On Sunday evening, Bill Cosby, 77, performed in Northern California for the first time since numerous rape allegations against him have dominated the newswires. Fans paid $65 or more to see Cosby at the 1,000-seat Turlock Community Theater despite the allegations from over 20 women accusing Cosby of raping them. The theater had been sold out since last August.
Most of the attendees ignored Cosby’s sullied image, telling KCRA that they still respected Cosby’s work. Gladys Williams, who said she sympathized with Cosby’s wife, said, “I like the fact that he has a sense of family values in his show. I enjoy that.” Others simply hearkened back to Cosby’s TV show: Katie Meador said, “I grew up with him, watching him on TV. My brother had record albums of his comedy act that were just timeless.” Still others doubted the allegations made against the comedy star.
Suzette Sims, the only protester outside the venue, saw it differently. She told KRCA, “I’ve watched the interviews on CNN. I’ve listened to the women. I’ve done research and I believe they can’t all be lying.”
On Saturday, Cosby had performed in Denver, where protesters gathered outside. CBS quotedVariety co-editor-in-chief Andrew Wallenstein, who said, “When you look at the way Bill Cosby has just continued to perform, it suggests either that he’s kind of tone deaf to what is going on here or simply chosen to persevere in hopes that perhaps he could beat this by just hanging in there.”
24 women have publicly accused Cosby of sexual assault.

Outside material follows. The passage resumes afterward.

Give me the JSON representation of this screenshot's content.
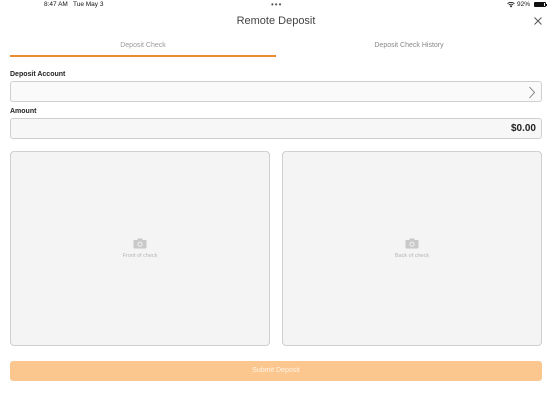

The alleged assaults date back as far back as 1967 but also include far more recent allegations.